Uruguay ensured a fascinating finish when Maxi Pereira received a free kick inside the Dutch penalty area and slid the ball past Stekelenburg in the second minute of stoppage time—but the Netherlands managed to withstand a few final minutes of frantic pressure to preserve the win. A valiant effort from the undermanned and outgunned Uruguayans, but it would be the Netherlands marching on, hoping that their third time in the World Cup final would, indeed, be the charm.
Spain 1 – Germany 0
Wednesday, July 7
In this rematch of the final of the 2008 European championship, both teams made a big change to their starting lineup—one by choice, one for tactical reasons. With 20-year-old breakout star Thomas Muller missing the game due to a suspension, Miroslav Klose started as Germany’s lone striker. On the other side, an under-performing Fernando Torres rode the bench to start the game, replaced in the starting 11 by Pedro Rodriguez.
The showcase game got off to an odd start, with security needing to subdue a surely over-refreshed audience member who’d run out onto the pitch in the 4th minute. The actual soccer began two minutes later, when Pedro found David Villa with an incisive pass into the German area, forcing a save from Manuel Neuer. The Spaniards’ next chance came in the 14th, when Andres Iniesta whipped in a cross from the right side, which was headed over the bar by Carlos Puyol.
Germany struggled to find any sort of rhythm, as Spain dominated the game with its trademark crisp passing and strong ball control. Xabi Alonso had a go at goal from 30 yards out in the 30th minute, but put his shot just wide. Piotr Trochowski took a similar shot at the other end two minutes later, but also directed the ball several feet wide of the mark. In first-half stoppage time, the Germans appealed for a penalty kick when Mesut Ozil collided with Sergio Ramos as he approached the Spanish goal, but the referee wasn’t interested.
Coming out of halftime, Spain picked up where they’d left off, with Alonso sending another long-range effort just wide of Neuer’s goal in the 50th minute. Pedro cracked a shot of this own three minutes later, but Neuer sprawled to parry it away. Ramos then appealed for a penalty kick of his own in the 61st minute after colliding with Lukas Podolski inside the German area—but again, the referee signaled for play to continue.

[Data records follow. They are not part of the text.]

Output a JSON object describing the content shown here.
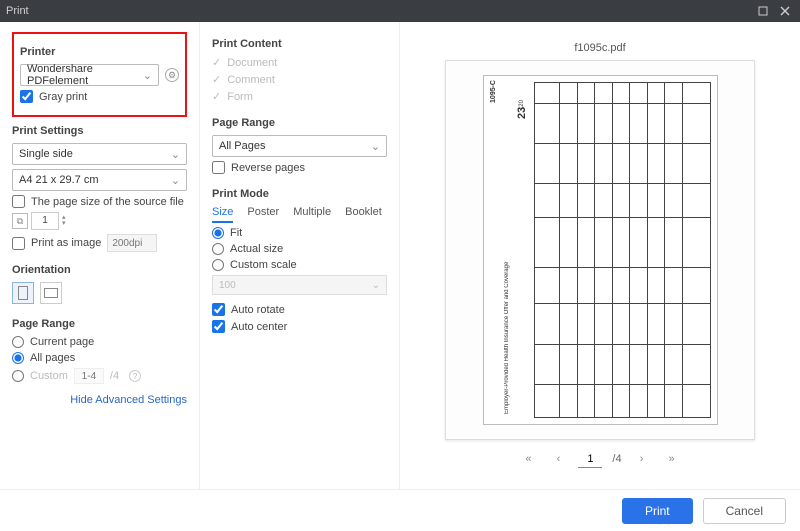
{
  "window": {
    "title": "Print"
  },
  "printer": {
    "heading": "Printer",
    "selected": "Wondershare PDFelement",
    "gray_print_label": "Gray print",
    "gray_print_checked": true
  },
  "print_settings": {
    "heading": "Print Settings",
    "sides": "Single side",
    "paper": "A4 21 x 29.7 cm",
    "source_size_label": "The page size of the source file",
    "copies_value": "1",
    "print_as_image_label": "Print as image",
    "dpi_placeholder": "200dpi"
  },
  "orientation": {
    "heading": "Orientation"
  },
  "page_range_left": {
    "heading": "Page Range",
    "current": "Current page",
    "all": "All pages",
    "custom": "Custom",
    "custom_from": "1-4",
    "custom_total": "/4"
  },
  "advanced_link": "Hide Advanced Settings",
  "print_content": {
    "heading": "Print Content",
    "document": "Document",
    "comment": "Comment",
    "form": "Form"
  },
  "page_range_right": {
    "heading": "Page Range",
    "selected": "All Pages",
    "reverse": "Reverse pages"
  },
  "print_mode": {
    "heading": "Print Mode",
    "tabs": {
      "size": "Size",
      "poster": "Poster",
      "multiple": "Multiple",
      "booklet": "Booklet"
    },
    "fit": "Fit",
    "actual": "Actual size",
    "custom_scale": "Custom scale",
    "scale_value": "100",
    "auto_rotate": "Auto rotate",
    "auto_center": "Auto center"
  },
  "preview": {
    "filename": "f1095c.pdf",
    "form_code": "1095-C",
    "form_title": "Employer-Provided Health Insurance Offer and Coverage",
    "year_big": "23",
    "year_small": "20",
    "page_current": "1",
    "page_total": "/4"
  },
  "footer": {
    "print": "Print",
    "cancel": "Cancel"
  }
}
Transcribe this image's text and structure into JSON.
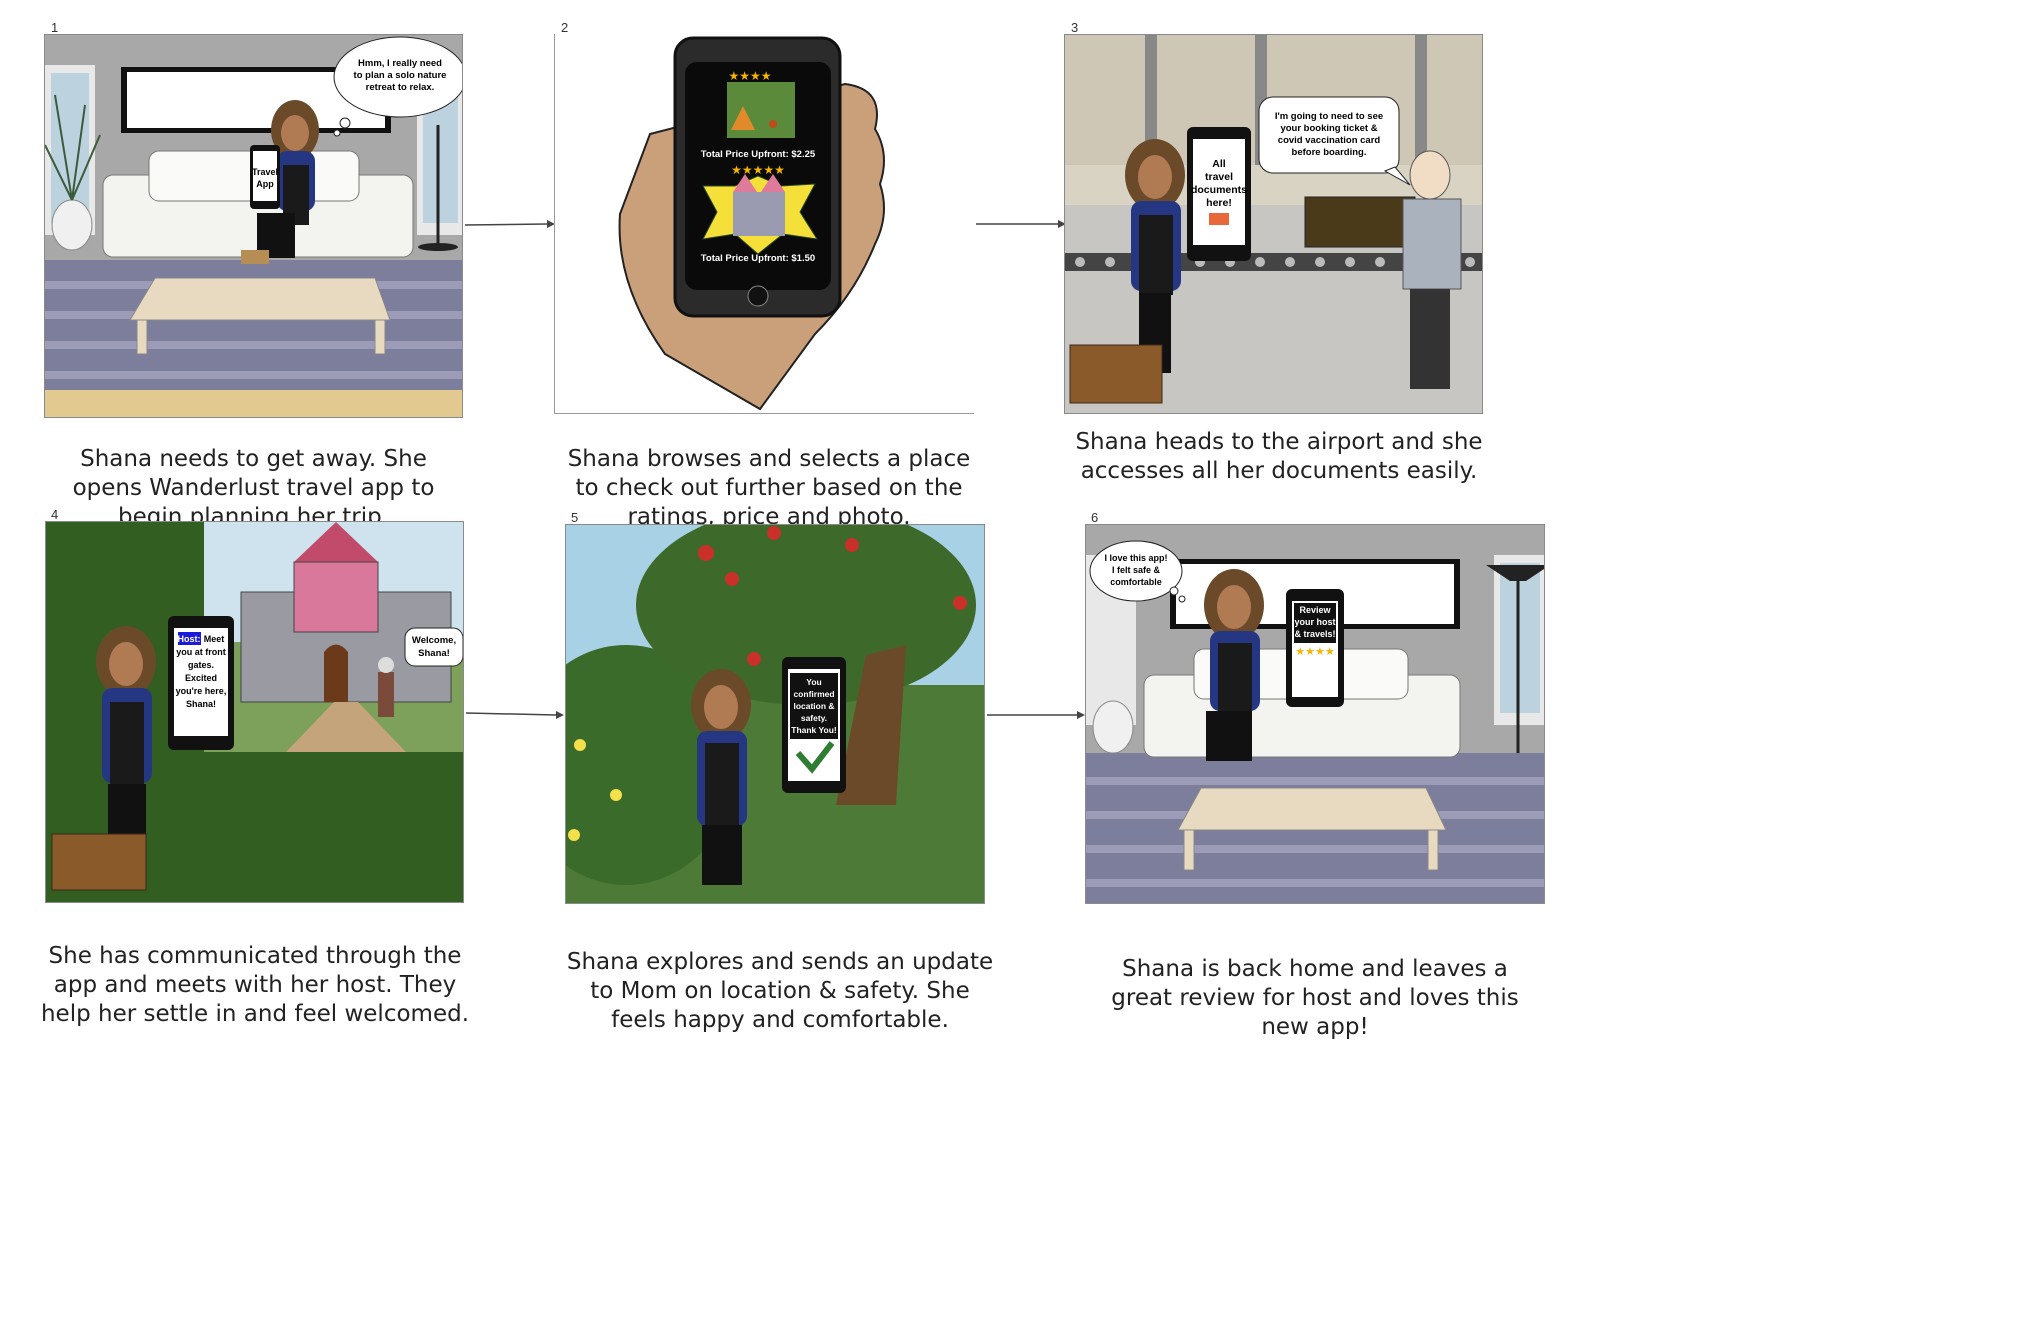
{
  "panels": [
    {
      "number": "1",
      "speech": [
        "Hmm, I really need",
        "to plan a solo nature",
        "retreat to relax."
      ],
      "phone": [
        "Travel",
        "App"
      ],
      "caption": "Shana needs to get away. She opens Wanderlust travel app to begin planning her trip."
    },
    {
      "number": "2",
      "listing1_rating": "★★★★",
      "listing1_price": "Total Price Upfront: $2.25",
      "listing2_rating": "★★★★★",
      "listing2_price": "Total Price Upfront: $1.50",
      "caption": "Shana browses and selects a place to check out further based on the ratings, price and photo."
    },
    {
      "number": "3",
      "phone": [
        "All",
        "travel",
        "documents",
        "here!"
      ],
      "speech": [
        "I'm going to need to see",
        "your booking ticket &",
        "covid vaccination card",
        "before boarding."
      ],
      "caption": "Shana heads to the airport and she accesses all her documents easily."
    },
    {
      "number": "4",
      "phone_highlight": "Host:",
      "phone": [
        "Meet",
        "you at front",
        "gates.",
        "Excited",
        "you're here,",
        "Shana!"
      ],
      "speech": [
        "Welcome,",
        "Shana!"
      ],
      "caption": "She has communicated through the app and meets with her host. They help her settle in and feel welcomed."
    },
    {
      "number": "5",
      "phone": [
        "You",
        "confirmed",
        "location &",
        "safety.",
        "Thank You!"
      ],
      "caption": "Shana explores and sends an update to Mom on location & safety. She feels happy and comfortable."
    },
    {
      "number": "6",
      "thought": [
        "I love this app!",
        "I felt safe &",
        "comfortable"
      ],
      "phone": [
        "Review",
        "your host",
        "& travels!"
      ],
      "phone_rating": "★★★★",
      "caption": "Shana is back home and leaves a great review for host and loves this new app!"
    }
  ],
  "colors": {
    "accent_highlight": "#1a1adb",
    "star": "#f4b400",
    "check": "#2e7d32",
    "floor": "#7d7d9c",
    "wall": "#a9a9a9",
    "grass": "#3b6b2a"
  }
}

With the game reaching its latter stages, German substitute Toni Kroos almost bagged a goal against the run of play, striking a volley from inside the Spanish penalty area—but captain Iker Casillas was there to make a diving save. Finally the Spanish possession and pressure culminated with the vital goal in the 73rd minute, when Xavi sent in a corner kick that Puyol firmly headed into the back of the net.
Germany’s vaunted offence had no answer in the final 20 minutes, as the game finished with the same scoreline as the final of Euro 2008: Spain 1, Germany 0. Heartbreak for the Germans—but for the Spaniards, a first-ever shot at hoisting the World Cup trophy, and confirmation that, one way or another, the soccer world will see a new champion in 2010.
Daniel Squizzato writes for Some Canadian Guys Writing About Soccer, which takes a passionate (and often irreverent) look at the Canadian soccer scene, major international tournaments and all sorts of odds and ends related to the beautiful game.